Giles Thomas has just accepted what must be one of the toughest
jobs in marketing. Like a young David pitching against the mighty
Goliath, he is taking Sega into battle against PlayStation.
As its new marketing director, Thomas will be responsible for launching
Sega’s new 128-bit console, Dreamcast, in the UK. Launching in Japan
next month and in Europe next year, Sega hopes the product - backed by a
pounds 60m budget - will return it to its former glory and knock
PlayStation off the top spot.
The battle will be bloody. In recent months, PlayStation has outsold
Sega’s Saturn by as much as nine to one. Sony also has a super-advanced
PlayStation 2 up its sleeve.
Most people would be quaking in their boots. Not Thomas. He is used to
life on the edge after his stint at MTV Networks Europe where he is
serving out his notice as head of marketing communications.
When I meet Thomas, at London’s new bar-cum-MTV venue Sound Republic, he
claims to be having an ’absolute bloody nightmare’. It’s 24 hours before
Sound Republic’s official launch and he still doesn’t know whether the
headline act, Puff Daddy, is going to show up.
Looking at Thomas, you’d have no idea of his panic. He sits on a sofa,
radiating an aura of calm as though he’s overdosed on camomile tea.
’You have to work in this loose, flexible way, particularly when it
comes to unpredictable musicians,’ says Thomas, ’otherwise you’d die of
Perhaps Thomas’ patience with musicians stems from the fact that he used
to be one himself. A guitarist for around ten years, his group produced
an album, two singles and was chosen by John Peel to appear at the ICA
as an up and coming band. But Perfect Vision - Thomas cringes at the
name - never quite got there. They gave themselves a time period to make
it big, otherwise they would get proper jobs. So in the late 80s, when
everyone wanted to get into advertising, Thomas decided to give it a go
His method was innovative. He placed ads in The Times, addressed to
agency chiefs who’d just got promotions, congratulating them and asking

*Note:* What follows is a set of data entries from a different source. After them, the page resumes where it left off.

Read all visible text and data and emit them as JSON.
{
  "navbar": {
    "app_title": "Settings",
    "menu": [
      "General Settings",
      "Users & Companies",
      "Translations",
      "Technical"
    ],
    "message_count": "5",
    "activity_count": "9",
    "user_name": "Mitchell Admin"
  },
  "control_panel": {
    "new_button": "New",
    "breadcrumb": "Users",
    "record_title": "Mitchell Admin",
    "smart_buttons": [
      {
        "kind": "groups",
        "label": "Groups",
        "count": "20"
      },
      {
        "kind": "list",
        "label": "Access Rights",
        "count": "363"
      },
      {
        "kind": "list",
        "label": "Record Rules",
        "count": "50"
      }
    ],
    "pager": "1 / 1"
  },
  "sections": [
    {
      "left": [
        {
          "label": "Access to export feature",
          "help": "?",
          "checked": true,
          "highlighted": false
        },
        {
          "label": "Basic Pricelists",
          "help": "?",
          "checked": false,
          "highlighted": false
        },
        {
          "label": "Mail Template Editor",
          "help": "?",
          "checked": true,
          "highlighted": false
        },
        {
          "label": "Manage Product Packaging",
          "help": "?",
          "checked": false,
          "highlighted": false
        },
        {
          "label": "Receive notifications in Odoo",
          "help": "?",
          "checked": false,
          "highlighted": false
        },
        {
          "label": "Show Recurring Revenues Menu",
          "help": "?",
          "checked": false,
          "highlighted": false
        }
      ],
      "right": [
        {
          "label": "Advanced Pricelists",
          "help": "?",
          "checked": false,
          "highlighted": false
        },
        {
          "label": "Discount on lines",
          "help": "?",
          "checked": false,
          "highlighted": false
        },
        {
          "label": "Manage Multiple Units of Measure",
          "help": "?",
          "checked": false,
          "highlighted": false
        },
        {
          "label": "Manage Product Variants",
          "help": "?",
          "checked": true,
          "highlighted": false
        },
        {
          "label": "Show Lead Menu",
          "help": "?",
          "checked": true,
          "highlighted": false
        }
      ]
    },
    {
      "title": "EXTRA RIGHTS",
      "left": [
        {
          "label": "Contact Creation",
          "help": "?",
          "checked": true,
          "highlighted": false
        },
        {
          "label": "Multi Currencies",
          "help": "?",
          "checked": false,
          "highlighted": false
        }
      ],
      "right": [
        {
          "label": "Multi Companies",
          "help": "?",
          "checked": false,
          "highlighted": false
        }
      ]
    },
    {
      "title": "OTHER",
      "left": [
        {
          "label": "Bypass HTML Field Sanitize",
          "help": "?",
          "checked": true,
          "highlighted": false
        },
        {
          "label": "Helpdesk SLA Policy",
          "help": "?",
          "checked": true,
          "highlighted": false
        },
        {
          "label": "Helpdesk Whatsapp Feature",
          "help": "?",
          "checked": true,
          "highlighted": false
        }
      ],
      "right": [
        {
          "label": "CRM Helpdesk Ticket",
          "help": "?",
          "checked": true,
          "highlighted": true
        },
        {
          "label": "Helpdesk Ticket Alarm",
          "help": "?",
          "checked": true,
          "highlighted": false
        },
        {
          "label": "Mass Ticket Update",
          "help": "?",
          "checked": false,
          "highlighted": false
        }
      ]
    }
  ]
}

to meet them. They included John Banks, then at Young & Rubicam and
Michael Baulk, then at Ogilvy & Mather. It worked - up to a point.
Thomas got interviews, but no job offers.
’I was incensed. I hate rejection; it’s like a red rag to a bull,’ says
Thomas. Sensing that the blue hair he was still sporting from his band
days had influenced their decision, he got rid of it and tried
A year later he was working as account manager - ’on the glamorous
Allied Carpets’ - at Y&R.
He spent seven years in advertising before going to MTV to launch its
VH1 channel in the UK and Europe. Thomas proudly notes his success at
MTV, where VH1 became Viacom’s fastest breakeven product launch and its
advertising and marketing campaigns won awards. Only time will tell
whether he will be equally successful with Dreamcast, but Thomas is well
aware of the pressure.
’We have a great product, which is four times faster than anything else
currently around, so if it goes wrong, it’s my fault,’ he says.
This is a brave admission, particularly at the moment, as no firm
marketing plans are in place. Research is still being conducted and
Thomas could not say how the product will be positioned or which age
group will be targeted.
’There are numerous routes we could take. PlayStation’s marketing was
clever in that they made the product trendy and then took it into the
mainstream. We don’t know whether we need to take that route. You could
argue that PlayStation, by creating a mass market, has done the hard
work for us,’ he says.
Despite the lack of a plan, he is confident of success. This self-belief
is something Chris O’Shea remembers when Thomas was at Banks Hoggins
’He was very self-confident which sometimes spilt over into smugness.
But I remember him with fond memories. He was hardworking, had
initiative and was a very good cricketer. He’s the sort of bloke that
likes to win,’ he says.
Robert Campbell, partner at Rainey Kelly Campbell Roalfe, also worked
with Thomas at Banks. He believes his strength is keeping level-headed
despite the chaos of the youth market.
’He’s good at being a sane man in a crazy world,’ says Campbell.
’He’s very in touch with the youth market. Sega needs a shot in the arm
and he’s the kind of bloke to do it.’
Account director, Banks Hoggins O’Shea
Marketing manager VH1
Head of trade marketing MTV Networks Europe
Head of marketing communications MTV Networks Europe
Marketing director, Sega UK